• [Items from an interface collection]

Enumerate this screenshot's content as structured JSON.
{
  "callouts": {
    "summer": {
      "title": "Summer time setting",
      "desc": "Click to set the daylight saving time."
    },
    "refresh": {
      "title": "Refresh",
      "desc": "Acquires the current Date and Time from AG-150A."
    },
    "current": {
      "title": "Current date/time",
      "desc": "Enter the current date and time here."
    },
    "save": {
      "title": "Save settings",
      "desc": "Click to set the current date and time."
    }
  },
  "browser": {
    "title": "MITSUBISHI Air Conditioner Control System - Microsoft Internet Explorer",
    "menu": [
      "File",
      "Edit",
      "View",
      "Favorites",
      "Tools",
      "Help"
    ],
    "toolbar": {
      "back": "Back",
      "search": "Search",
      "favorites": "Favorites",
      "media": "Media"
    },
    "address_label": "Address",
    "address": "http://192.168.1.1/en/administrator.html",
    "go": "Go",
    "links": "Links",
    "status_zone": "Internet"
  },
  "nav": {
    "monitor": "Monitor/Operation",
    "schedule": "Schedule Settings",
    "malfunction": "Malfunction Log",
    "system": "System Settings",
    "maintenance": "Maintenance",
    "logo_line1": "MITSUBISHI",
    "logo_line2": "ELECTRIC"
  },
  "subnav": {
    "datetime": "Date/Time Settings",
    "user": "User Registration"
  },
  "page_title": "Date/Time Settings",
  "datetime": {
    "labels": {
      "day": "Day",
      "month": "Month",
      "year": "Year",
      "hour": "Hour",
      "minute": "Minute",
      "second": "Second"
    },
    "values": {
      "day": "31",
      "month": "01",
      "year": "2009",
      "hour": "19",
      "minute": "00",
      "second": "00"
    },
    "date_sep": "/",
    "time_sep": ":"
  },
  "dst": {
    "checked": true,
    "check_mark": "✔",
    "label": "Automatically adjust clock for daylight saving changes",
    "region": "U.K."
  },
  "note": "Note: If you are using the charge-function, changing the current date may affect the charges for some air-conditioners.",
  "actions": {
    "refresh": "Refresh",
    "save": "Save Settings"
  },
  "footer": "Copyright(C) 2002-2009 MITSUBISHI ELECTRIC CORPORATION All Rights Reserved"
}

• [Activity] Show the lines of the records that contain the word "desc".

• [Solution to this exercise]
      "desc": "Click to set the daylight saving time."
      "desc": "Acquires the current Date and Time from AG-150A."
      "desc": "Enter the current date and time here."
      "desc": "Click to set the current date and time."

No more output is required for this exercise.